Though it seemed at the time that Joe McCarthy, Parnell Thomas, and J. Edgar Hoover had won the battle, it’s clear today that the Hellmans, Polonskys, and Trumbos won the war.
And though it seemed at the time that Joe McCarthy, Parnell Thomas, and J. Edgar Hoover had won the battle, it’s clear today that the Hellmans, Polonskys, and Trumbos won the war. Their echoes can be seen everywhere from the Bernie Sanders/Jacobin economic Left, to the proud Millennial Muslim who wears her hijabs and burkinis as an empowering feminist statement of Resistance, to the genderqueer activist who insists on “they/them” pronouns and unisex bathrooms. Out-and-proud, in-your-face defiance now rules the roost. The post-war “vital center” — so vital to the narrative of a country desperately seeking normalcy after emerging from a depression and a genocidal world war into atomic-age cold war — just isn’t so vital anymore.
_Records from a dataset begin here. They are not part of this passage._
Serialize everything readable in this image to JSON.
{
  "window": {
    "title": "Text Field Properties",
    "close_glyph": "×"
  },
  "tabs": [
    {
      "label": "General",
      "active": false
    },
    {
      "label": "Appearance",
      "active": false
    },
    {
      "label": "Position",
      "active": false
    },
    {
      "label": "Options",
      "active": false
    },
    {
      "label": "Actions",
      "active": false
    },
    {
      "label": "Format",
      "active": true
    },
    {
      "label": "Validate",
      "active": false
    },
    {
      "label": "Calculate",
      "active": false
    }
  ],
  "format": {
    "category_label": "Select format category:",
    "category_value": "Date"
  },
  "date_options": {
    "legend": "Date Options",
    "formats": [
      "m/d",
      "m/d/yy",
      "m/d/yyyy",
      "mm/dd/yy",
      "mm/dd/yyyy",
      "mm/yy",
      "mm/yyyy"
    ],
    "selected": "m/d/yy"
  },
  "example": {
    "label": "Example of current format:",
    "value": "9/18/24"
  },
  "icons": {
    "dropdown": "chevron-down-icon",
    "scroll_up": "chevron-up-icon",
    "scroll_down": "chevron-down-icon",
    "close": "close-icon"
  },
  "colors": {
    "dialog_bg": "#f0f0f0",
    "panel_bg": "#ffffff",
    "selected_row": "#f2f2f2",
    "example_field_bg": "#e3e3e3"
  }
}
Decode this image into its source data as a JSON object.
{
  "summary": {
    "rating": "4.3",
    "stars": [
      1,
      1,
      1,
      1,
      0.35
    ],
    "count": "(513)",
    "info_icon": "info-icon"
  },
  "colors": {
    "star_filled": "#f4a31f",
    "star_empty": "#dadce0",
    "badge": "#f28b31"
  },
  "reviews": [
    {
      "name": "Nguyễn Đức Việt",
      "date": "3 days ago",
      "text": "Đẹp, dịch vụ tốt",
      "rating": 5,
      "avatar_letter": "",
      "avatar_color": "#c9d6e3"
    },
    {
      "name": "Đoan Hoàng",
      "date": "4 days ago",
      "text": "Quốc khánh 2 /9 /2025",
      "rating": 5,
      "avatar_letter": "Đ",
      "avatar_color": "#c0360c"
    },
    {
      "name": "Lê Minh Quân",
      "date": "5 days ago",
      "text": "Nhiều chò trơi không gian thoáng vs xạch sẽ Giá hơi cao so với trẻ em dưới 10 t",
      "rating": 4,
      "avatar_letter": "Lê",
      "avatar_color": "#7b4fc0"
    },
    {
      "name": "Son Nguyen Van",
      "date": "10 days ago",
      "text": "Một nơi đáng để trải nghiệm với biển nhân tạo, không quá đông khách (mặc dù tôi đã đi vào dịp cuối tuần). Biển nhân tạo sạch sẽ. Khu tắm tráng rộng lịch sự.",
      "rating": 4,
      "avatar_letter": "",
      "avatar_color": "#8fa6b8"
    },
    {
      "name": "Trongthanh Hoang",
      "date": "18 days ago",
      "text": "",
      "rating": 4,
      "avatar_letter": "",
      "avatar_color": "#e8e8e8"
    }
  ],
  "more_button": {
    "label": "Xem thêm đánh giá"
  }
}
As the recently deceased film and TV star Robert Vaughn famously said in 1972, in the end there were “only victims.” Not just the Hollywood Ten and the writers and artists who fell in the years immediately ahead (many of the latter of whom, it should be said in a loud voice, were not and had never been Communists), but also conservatives who were forced to watch their sincere and conscionable political convictions be reduced, by people such as John Rankin, Joe McCarthy, and Roy Cohn, to demagoguery as vulgar as anything out of the mouth of Richard Spencer or David Duke. And patriotic New Deal liberals who resisted “Commie” excesses even before HUAC and McCarthy, then walked (or were forced to walk) the plank to save themselves — only to be treated like turncoats, snitches, and cowards by their former friends.
It was Dore Schary who deservedly had the final word on this chapter of Hollywood history just before he died in the summer of 1980, a few weeks shy of his 75th birthday. “Perhaps it is just as well. Those who attacked me [from the hard right] on one side and spokesmen from the far left on the other, demonstrated what the position of liberals in politics has always been and will likely forever be: They will be rejected for not having accepted the extreme alternatives.”
One can all too easily imagine another pair of seventyish presidential power players bitterly saying the exact same thing from the darkened screening room of their Chappaqua mansion. (Just look at what happened, or read What Happened.) And that, more than anything else, is why the Blacklist’s battles among conservatives, liberals, and Leftists in the sodium-lit shadows of 70 years ago still haunt our world today.
— Telly Davidson is the author of a new book on the politics and pop culture of the ’90s, Culture War. He has written on culture for ATTN, FrumForum, All About Jazz, FilmStew, and Guitar Player, and worked on the Emmy-nominated PBS series Pioneers of Television.